The same principle is seen in the naturalisation of plants through man's agency in foreign lands. It might have been expected that the plants which would succeed in becoming naturalised in any land would generally have been closely allied to the indigenes; for these are commonly looked at as specially created and adapted for their own country. It might also, perhaps, have been expected that naturalised plants would have belonged to a few groups more especially adapted to certain stations in their new homes. But the case is very different; and Alph. de Candolle has well remarked, in his great and admirable work, that floras gain by naturalisation, proportionally with the number of the native genera and species, far more in new genera than in new species. To give a single instance: in the last edition of Dr. Asa Gray's "Manual of the Flora of the Northern United States," 260 naturalised plants are enumerated, and these belong to 162 genera. We thus see that these naturalised plants are of a highly diversified nature. They differ, moreover, to a large extent, from the indigenes, for out of the 162 naturalised genera, no less than 100 genera are not there indigenous, and thus a large proportional addition is made to the genera now living in the United States.
By considering the nature of the plants or animals which have in any country struggled successfully with the indigenes, and have there become naturalised, we may gain some crude idea in what manner some of the natives would have had to be modified in order to gain an advantage over their compatriots; and we may at least infer that diversification of structure, amounting to new generic differences, would be profitable to them.
The advantage of diversification of structure in the inhabitants of the same region is, in fact, the same as that of the physiological division of labour in the organs of the same individual body—a subject so well elucidated by Milne Edwards.
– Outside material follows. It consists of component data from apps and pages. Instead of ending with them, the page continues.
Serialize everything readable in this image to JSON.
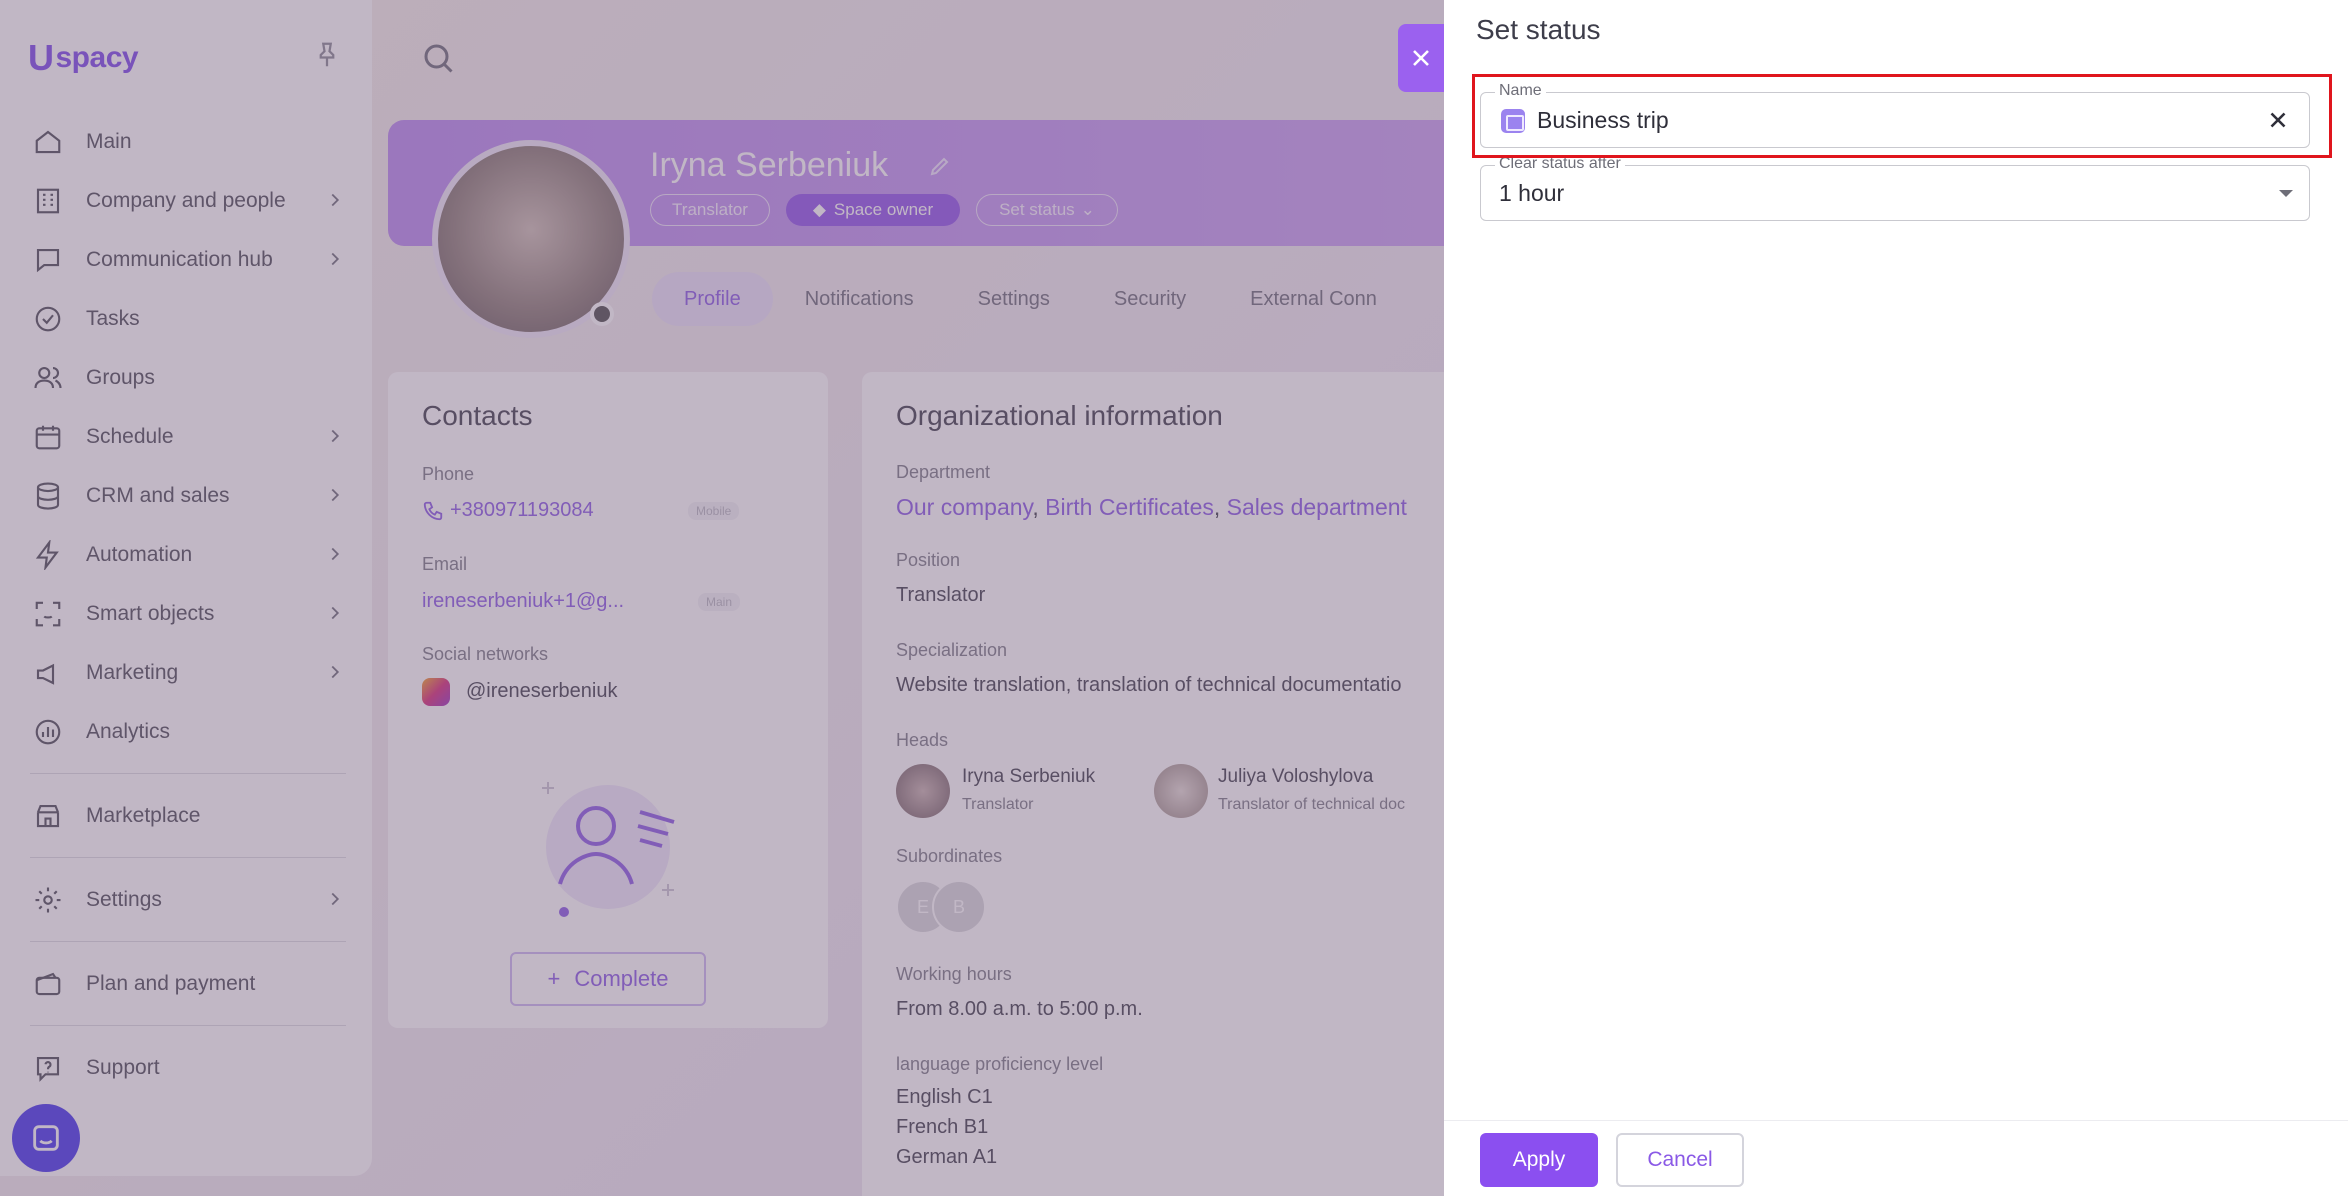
{
  "sidebar": {
    "logo": "spacy",
    "items": [
      {
        "label": "Main",
        "icon": "home-icon"
      },
      {
        "label": "Company and people",
        "icon": "building-icon"
      },
      {
        "label": "Communication hub",
        "icon": "chat-icon"
      },
      {
        "label": "Tasks",
        "icon": "check-circle-icon"
      },
      {
        "label": "Groups",
        "icon": "users-icon"
      },
      {
        "label": "Schedule",
        "icon": "calendar-icon"
      },
      {
        "label": "CRM and sales",
        "icon": "database-icon"
      },
      {
        "label": "Automation",
        "icon": "lightning-icon"
      },
      {
        "label": "Smart objects",
        "icon": "scan-icon"
      },
      {
        "label": "Marketing",
        "icon": "megaphone-icon"
      },
      {
        "label": "Analytics",
        "icon": "chart-icon"
      },
      {
        "label": "Marketplace",
        "icon": "store-icon"
      },
      {
        "label": "Settings",
        "icon": "gear-icon"
      },
      {
        "label": "Plan and payment",
        "icon": "wallet-icon"
      },
      {
        "label": "Support",
        "icon": "help-icon"
      }
    ]
  },
  "profile": {
    "name": "Iryna Serbeniuk",
    "chip_translator": "Translator",
    "chip_owner": "Space owner",
    "chip_status": "Set status",
    "tabs": [
      "Profile",
      "Notifications",
      "Settings",
      "Security",
      "External Conn"
    ]
  },
  "contacts": {
    "title": "Contacts",
    "phone_label": "Phone",
    "phone": "+380971193084",
    "phone_tag": "Mobile",
    "email_label": "Email",
    "email": "ireneserbeniuk+1@g...",
    "email_tag": "Main",
    "social_label": "Social networks",
    "social": "@ireneserbeniuk",
    "complete_label": "Complete"
  },
  "org": {
    "title": "Organizational information",
    "department_label": "Department",
    "departments": [
      "Our company",
      "Birth Certificates",
      "Sales department"
    ],
    "position_label": "Position",
    "position": "Translator",
    "specialization_label": "Specialization",
    "specialization": "Website translation, translation of technical documentatio",
    "heads_label": "Heads",
    "heads": [
      {
        "name": "Iryna Serbeniuk",
        "role": "Translator"
      },
      {
        "name": "Juliya Voloshylova",
        "role": "Translator of technical doc"
      }
    ],
    "subordinates_label": "Subordinates",
    "subordinates": [
      "E",
      "B"
    ],
    "hours_label": "Working hours",
    "hours": "From 8.00 a.m. to 5:00 p.m.",
    "lang_label": "language proficiency level",
    "languages": [
      "English C1",
      "French B1",
      "German A1"
    ]
  },
  "drawer": {
    "title": "Set status",
    "name_label": "Name",
    "name_value": "Business trip",
    "clear_label": "Clear status after",
    "clear_value": "1 hour",
    "apply": "Apply",
    "cancel": "Cancel"
  },
  "colors": {
    "accent": "#8b4ff0",
    "highlight": "#e0151d"
  }
}
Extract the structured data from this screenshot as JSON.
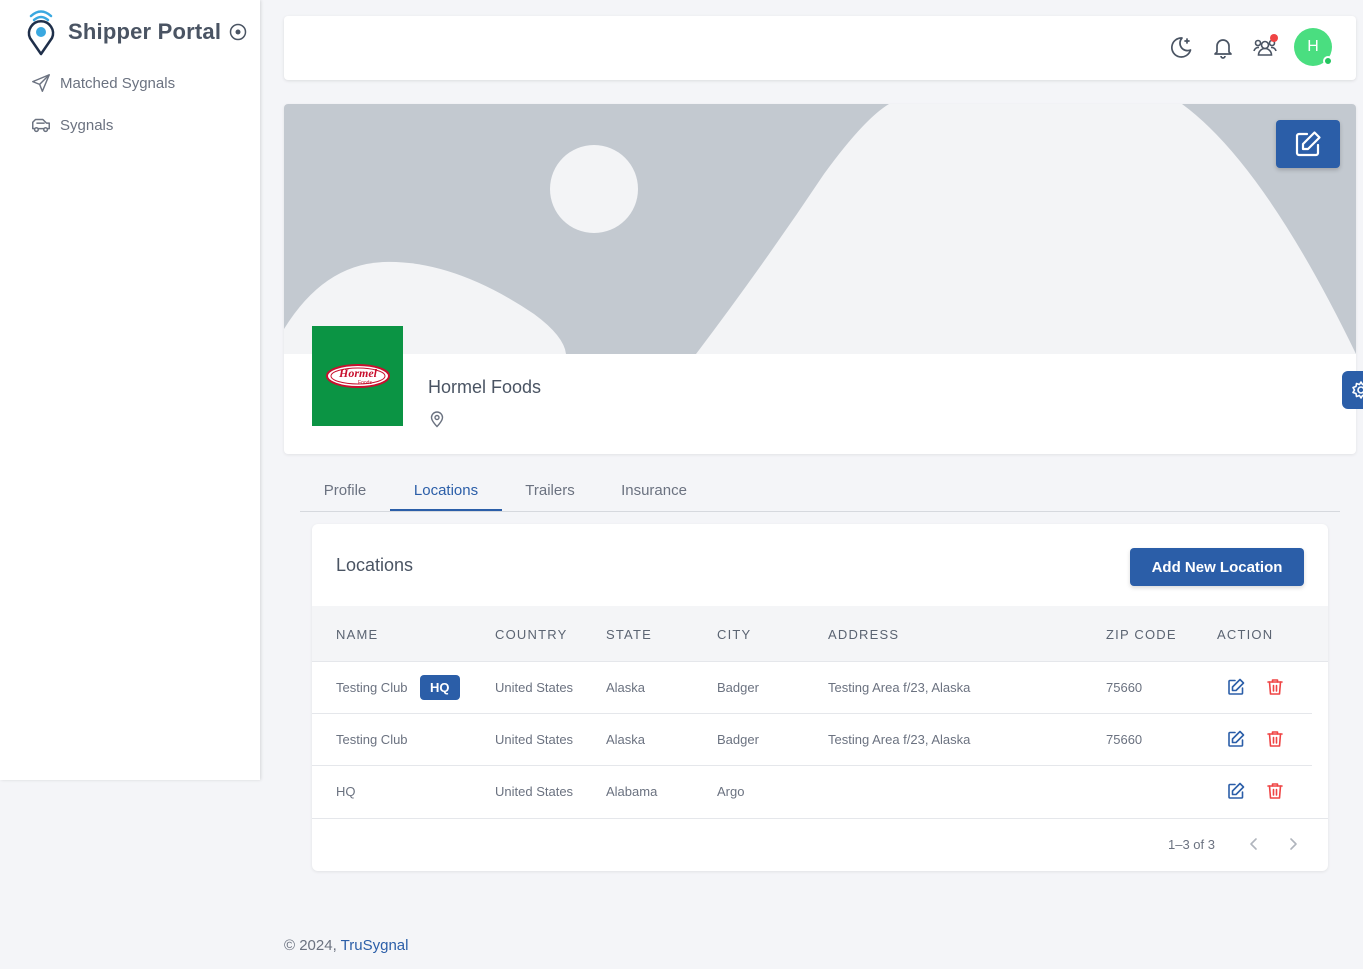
{
  "app": {
    "title": "Shipper Portal"
  },
  "sidebar": {
    "items": [
      {
        "label": "Matched Sygnals",
        "icon": "send-icon"
      },
      {
        "label": "Sygnals",
        "icon": "truck-icon"
      }
    ]
  },
  "topbar": {
    "avatar_initial": "H"
  },
  "profile": {
    "company_name": "Hormel Foods",
    "logo_text": "Hormel",
    "logo_subtext": "Foods"
  },
  "tabs": [
    {
      "label": "Profile",
      "active": false
    },
    {
      "label": "Locations",
      "active": true
    },
    {
      "label": "Trailers",
      "active": false
    },
    {
      "label": "Insurance",
      "active": false
    }
  ],
  "locations": {
    "title": "Locations",
    "add_button": "Add New Location",
    "columns": [
      "NAME",
      "COUNTRY",
      "STATE",
      "CITY",
      "ADDRESS",
      "ZIP CODE",
      "ACTION"
    ],
    "rows": [
      {
        "name": "Testing Club",
        "badge": "HQ",
        "country": "United States",
        "state": "Alaska",
        "city": "Badger",
        "address": "Testing Area f/23, Alaska",
        "zip": "75660"
      },
      {
        "name": "Testing Club",
        "badge": "",
        "country": "United States",
        "state": "Alaska",
        "city": "Badger",
        "address": "Testing Area f/23, Alaska",
        "zip": "75660"
      },
      {
        "name": "HQ",
        "badge": "",
        "country": "United States",
        "state": "Alabama",
        "city": "Argo",
        "address": "",
        "zip": ""
      }
    ],
    "pagination": "1–3 of 3"
  },
  "footer": {
    "copyright": "© 2024,",
    "brand_link": "TruSygnal"
  },
  "colors": {
    "primary": "#2b5ea8",
    "avatar": "#4ade80",
    "online": "#22c55e",
    "danger": "#ef4444",
    "logo_bg": "#0b9444",
    "cover": "#c3c9d0"
  }
}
No physiologist doubts that a stomach by being adapted to digest vegetable matter alone, or flesh alone, draws most nutriment from these substances. So in the general economy of any land, the more widely and perfectly the animals and plants are diversified for different habits of life, so will a greater number of individuals be capable of there supporting themselves. A set of animals, with their organisation but little diversified, could hardly compete with a set more perfectly diversified in structure. It may be doubted, for instance, whether the Australian marsupials, which are divided into groups differing but little from each other, and feebly representing, as Mr. Waterhouse and others have remarked, our carnivorous, ruminant, and rodent mammals, could successfully compete with these well-developed orders. In the Australian mammals, we see the process of diversification in an early and incomplete stage of development.